(To do):
Print the whole listing, unchanged.

(Source data):
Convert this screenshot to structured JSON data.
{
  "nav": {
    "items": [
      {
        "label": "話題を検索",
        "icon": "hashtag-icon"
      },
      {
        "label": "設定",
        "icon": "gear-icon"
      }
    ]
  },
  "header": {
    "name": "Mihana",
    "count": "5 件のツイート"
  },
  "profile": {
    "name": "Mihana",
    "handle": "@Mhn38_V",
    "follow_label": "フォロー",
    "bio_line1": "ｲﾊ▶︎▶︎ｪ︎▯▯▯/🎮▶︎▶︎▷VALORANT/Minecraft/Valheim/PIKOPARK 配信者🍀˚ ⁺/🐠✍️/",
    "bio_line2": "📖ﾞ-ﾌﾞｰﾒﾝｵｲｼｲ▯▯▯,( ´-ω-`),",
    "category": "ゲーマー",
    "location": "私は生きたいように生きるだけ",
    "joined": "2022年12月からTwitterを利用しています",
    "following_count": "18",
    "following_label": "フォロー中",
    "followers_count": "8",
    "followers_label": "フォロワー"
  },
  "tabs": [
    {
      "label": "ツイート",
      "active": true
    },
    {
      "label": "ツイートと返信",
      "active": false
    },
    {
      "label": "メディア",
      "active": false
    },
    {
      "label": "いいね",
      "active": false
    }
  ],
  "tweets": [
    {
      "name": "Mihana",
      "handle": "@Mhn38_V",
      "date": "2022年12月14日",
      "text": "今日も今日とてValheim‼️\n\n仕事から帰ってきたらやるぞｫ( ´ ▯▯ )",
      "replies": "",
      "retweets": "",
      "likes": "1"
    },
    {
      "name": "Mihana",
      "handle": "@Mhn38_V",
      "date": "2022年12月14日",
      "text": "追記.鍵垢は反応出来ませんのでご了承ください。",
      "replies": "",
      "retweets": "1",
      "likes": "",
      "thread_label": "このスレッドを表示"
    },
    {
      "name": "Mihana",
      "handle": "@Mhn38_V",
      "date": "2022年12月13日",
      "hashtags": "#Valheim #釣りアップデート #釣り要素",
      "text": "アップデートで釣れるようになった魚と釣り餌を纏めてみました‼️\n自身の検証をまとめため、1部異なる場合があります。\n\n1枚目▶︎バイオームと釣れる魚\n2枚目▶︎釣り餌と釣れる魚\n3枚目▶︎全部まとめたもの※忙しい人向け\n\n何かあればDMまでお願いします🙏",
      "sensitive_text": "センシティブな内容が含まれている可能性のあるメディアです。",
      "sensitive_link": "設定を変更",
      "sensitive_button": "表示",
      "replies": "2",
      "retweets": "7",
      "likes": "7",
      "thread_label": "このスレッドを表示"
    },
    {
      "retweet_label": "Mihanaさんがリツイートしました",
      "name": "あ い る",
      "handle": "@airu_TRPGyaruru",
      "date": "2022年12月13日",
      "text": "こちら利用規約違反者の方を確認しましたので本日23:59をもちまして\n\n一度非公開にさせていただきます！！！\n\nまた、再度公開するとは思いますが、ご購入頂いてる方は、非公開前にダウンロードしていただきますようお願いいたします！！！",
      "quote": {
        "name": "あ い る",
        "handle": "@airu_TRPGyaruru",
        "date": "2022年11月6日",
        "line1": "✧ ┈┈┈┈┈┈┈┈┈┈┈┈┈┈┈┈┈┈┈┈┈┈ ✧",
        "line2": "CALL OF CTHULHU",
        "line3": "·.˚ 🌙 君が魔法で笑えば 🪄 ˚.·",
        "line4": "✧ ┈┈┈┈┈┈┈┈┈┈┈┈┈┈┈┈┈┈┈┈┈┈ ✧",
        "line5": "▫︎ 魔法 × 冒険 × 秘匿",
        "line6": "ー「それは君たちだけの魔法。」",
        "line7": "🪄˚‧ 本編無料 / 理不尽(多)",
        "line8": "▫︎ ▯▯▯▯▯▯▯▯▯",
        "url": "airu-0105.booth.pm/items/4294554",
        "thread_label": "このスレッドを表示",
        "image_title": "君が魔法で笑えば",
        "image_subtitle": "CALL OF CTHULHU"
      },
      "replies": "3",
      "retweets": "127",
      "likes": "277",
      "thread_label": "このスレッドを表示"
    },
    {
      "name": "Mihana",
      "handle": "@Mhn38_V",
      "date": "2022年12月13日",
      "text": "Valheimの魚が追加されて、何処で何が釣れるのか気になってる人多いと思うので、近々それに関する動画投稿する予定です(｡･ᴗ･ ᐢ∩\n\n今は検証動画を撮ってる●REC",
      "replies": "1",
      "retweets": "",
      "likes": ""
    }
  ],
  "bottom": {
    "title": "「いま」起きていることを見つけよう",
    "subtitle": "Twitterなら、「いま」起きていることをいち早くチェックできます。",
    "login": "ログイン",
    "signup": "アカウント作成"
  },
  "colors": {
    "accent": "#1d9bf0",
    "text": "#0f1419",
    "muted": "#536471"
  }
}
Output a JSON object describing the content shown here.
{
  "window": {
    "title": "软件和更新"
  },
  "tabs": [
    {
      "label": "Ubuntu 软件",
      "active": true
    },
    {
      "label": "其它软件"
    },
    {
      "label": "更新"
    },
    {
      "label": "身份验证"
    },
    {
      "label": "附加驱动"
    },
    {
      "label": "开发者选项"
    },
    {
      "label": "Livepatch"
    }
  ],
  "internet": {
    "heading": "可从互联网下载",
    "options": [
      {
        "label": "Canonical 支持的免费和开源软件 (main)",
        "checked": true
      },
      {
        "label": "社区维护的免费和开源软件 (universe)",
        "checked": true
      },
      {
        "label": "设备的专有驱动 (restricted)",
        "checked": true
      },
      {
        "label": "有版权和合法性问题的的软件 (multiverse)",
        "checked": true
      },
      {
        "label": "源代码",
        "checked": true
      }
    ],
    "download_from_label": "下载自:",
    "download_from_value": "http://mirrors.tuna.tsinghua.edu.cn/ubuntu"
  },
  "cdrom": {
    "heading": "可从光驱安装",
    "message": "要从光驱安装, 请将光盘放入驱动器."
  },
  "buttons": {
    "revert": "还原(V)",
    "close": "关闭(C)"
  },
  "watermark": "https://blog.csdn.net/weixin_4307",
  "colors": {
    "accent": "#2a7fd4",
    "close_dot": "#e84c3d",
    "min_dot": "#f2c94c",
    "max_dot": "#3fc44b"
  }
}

(Task response):
Convert this screenshot to structured JSON data.
{
  "nav": {
    "items": [
      {
        "label": "話題を検索",
        "icon": "hashtag-icon"
      },
      {
        "label": "設定",
        "icon": "gear-icon"
      }
    ]
  },
  "header": {
    "name": "Mihana",
    "count": "5 件のツイート"
  },
  "profile": {
    "name": "Mihana",
    "handle": "@Mhn38_V",
    "follow_label": "フォロー",
    "bio_line1": "ｲﾊ▶︎▶︎ｪ︎▯▯▯/🎮▶︎▶︎▷VALORANT/Minecraft/Valheim/PIKOPARK 配信者🍀˚ ⁺/🐠✍️/",
    "bio_line2": "📖ﾞ-ﾌﾞｰﾒﾝｵｲｼｲ▯▯▯,( ´-ω-`),",
    "category": "ゲーマー",
    "location": "私は生きたいように生きるだけ",
    "joined": "2022年12月からTwitterを利用しています",
    "following_count": "18",
    "following_label": "フォロー中",
    "followers_count": "8",
    "followers_label": "フォロワー"
  },
  "tabs": [
    {
      "label": "ツイート",
      "active": true
    },
    {
      "label": "ツイートと返信",
      "active": false
    },
    {
      "label": "メディア",
      "active": false
    },
    {
      "label": "いいね",
      "active": false
    }
  ],
  "tweets": [
    {
      "name": "Mihana",
      "handle": "@Mhn38_V",
      "date": "2022年12月14日",
      "text": "今日も今日とてValheim‼️\n\n仕事から帰ってきたらやるぞｫ( ´ ▯▯ )",
      "replies": "",
      "retweets": "",
      "likes": "1"
    },
    {
      "name": "Mihana",
      "handle": "@Mhn38_V",
      "date": "2022年12月14日",
      "text": "追記.鍵垢は反応出来ませんのでご了承ください。",
      "replies": "",
      "retweets": "1",
      "likes": "",
      "thread_label": "このスレッドを表示"
    },
    {
      "name": "Mihana",
      "handle": "@Mhn38_V",
      "date": "2022年12月13日",
      "hashtags": "#Valheim #釣りアップデート #釣り要素",
      "text": "アップデートで釣れるようになった魚と釣り餌を纏めてみました‼️\n自身の検証をまとめため、1部異なる場合があります。\n\n1枚目▶︎バイオームと釣れる魚\n2枚目▶︎釣り餌と釣れる魚\n3枚目▶︎全部まとめたもの※忙しい人向け\n\n何かあればDMまでお願いします🙏",
      "sensitive_text": "センシティブな内容が含まれている可能性のあるメディアです。",
      "sensitive_link": "設定を変更",
      "sensitive_button": "表示",
      "replies": "2",
      "retweets": "7",
      "likes": "7",
      "thread_label": "このスレッドを表示"
    },
    {
      "retweet_label": "Mihanaさんがリツイートしました",
      "name": "あ い る",
      "handle": "@airu_TRPGyaruru",
      "date": "2022年12月13日",
      "text": "こちら利用規約違反者の方を確認しましたので本日23:59をもちまして\n\n一度非公開にさせていただきます！！！\n\nまた、再度公開するとは思いますが、ご購入頂いてる方は、非公開前にダウンロードしていただきますようお願いいたします！！！",
      "quote": {
        "name": "あ い る",
        "handle": "@airu_TRPGyaruru",
        "date": "2022年11月6日",
        "line1": "✧ ┈┈┈┈┈┈┈┈┈┈┈┈┈┈┈┈┈┈┈┈┈┈ ✧",
        "line2": "CALL OF CTHULHU",
        "line3": "·.˚ 🌙 君が魔法で笑えば 🪄 ˚.·",
        "line4": "✧ ┈┈┈┈┈┈┈┈┈┈┈┈┈┈┈┈┈┈┈┈┈┈ ✧",
        "line5": "▫︎ 魔法 × 冒険 × 秘匿",
        "line6": "ー「それは君たちだけの魔法。」",
        "line7": "🪄˚‧ 本編無料 / 理不尽(多)",
        "line8": "▫︎ ▯▯▯▯▯▯▯▯▯",
        "url": "airu-0105.booth.pm/items/4294554",
        "thread_label": "このスレッドを表示",
        "image_title": "君が魔法で笑えば",
        "image_subtitle": "CALL OF CTHULHU"
      },
      "replies": "3",
      "retweets": "127",
      "likes": "277",
      "thread_label": "このスレッドを表示"
    },
    {
      "name": "Mihana",
      "handle": "@Mhn38_V",
      "date": "2022年12月13日",
      "text": "Valheimの魚が追加されて、何処で何が釣れるのか気になってる人多いと思うので、近々それに関する動画投稿する予定です(｡･ᴗ･ ᐢ∩\n\n今は検証動画を撮ってる●REC",
      "replies": "1",
      "retweets": "",
      "likes": ""
    }
  ],
  "bottom": {
    "title": "「いま」起きていることを見つけよう",
    "subtitle": "Twitterなら、「いま」起きていることをいち早くチェックできます。",
    "login": "ログイン",
    "signup": "アカウント作成"
  },
  "colors": {
    "accent": "#1d9bf0",
    "text": "#0f1419",
    "muted": "#536471"
  }
}
Output a JSON object describing the content shown here.
{
  "window": {
    "title": "软件和更新"
  },
  "tabs": [
    {
      "label": "Ubuntu 软件",
      "active": true
    },
    {
      "label": "其它软件"
    },
    {
      "label": "更新"
    },
    {
      "label": "身份验证"
    },
    {
      "label": "附加驱动"
    },
    {
      "label": "开发者选项"
    },
    {
      "label": "Livepatch"
    }
  ],
  "internet": {
    "heading": "可从互联网下载",
    "options": [
      {
        "label": "Canonical 支持的免费和开源软件 (main)",
        "checked": true
      },
      {
        "label": "社区维护的免费和开源软件 (universe)",
        "checked": true
      },
      {
        "label": "设备的专有驱动 (restricted)",
        "checked": true
      },
      {
        "label": "有版权和合法性问题的的软件 (multiverse)",
        "checked": true
      },
      {
        "label": "源代码",
        "checked": true
      }
    ],
    "download_from_label": "下载自:",
    "download_from_value": "http://mirrors.tuna.tsinghua.edu.cn/ubuntu"
  },
  "cdrom": {
    "heading": "可从光驱安装",
    "message": "要从光驱安装, 请将光盘放入驱动器."
  },
  "buttons": {
    "revert": "还原(V)",
    "close": "关闭(C)"
  },
  "watermark": "https://blog.csdn.net/weixin_4307",
  "colors": {
    "accent": "#2a7fd4",
    "close_dot": "#e84c3d",
    "min_dot": "#f2c94c",
    "max_dot": "#3fc44b"
  }
}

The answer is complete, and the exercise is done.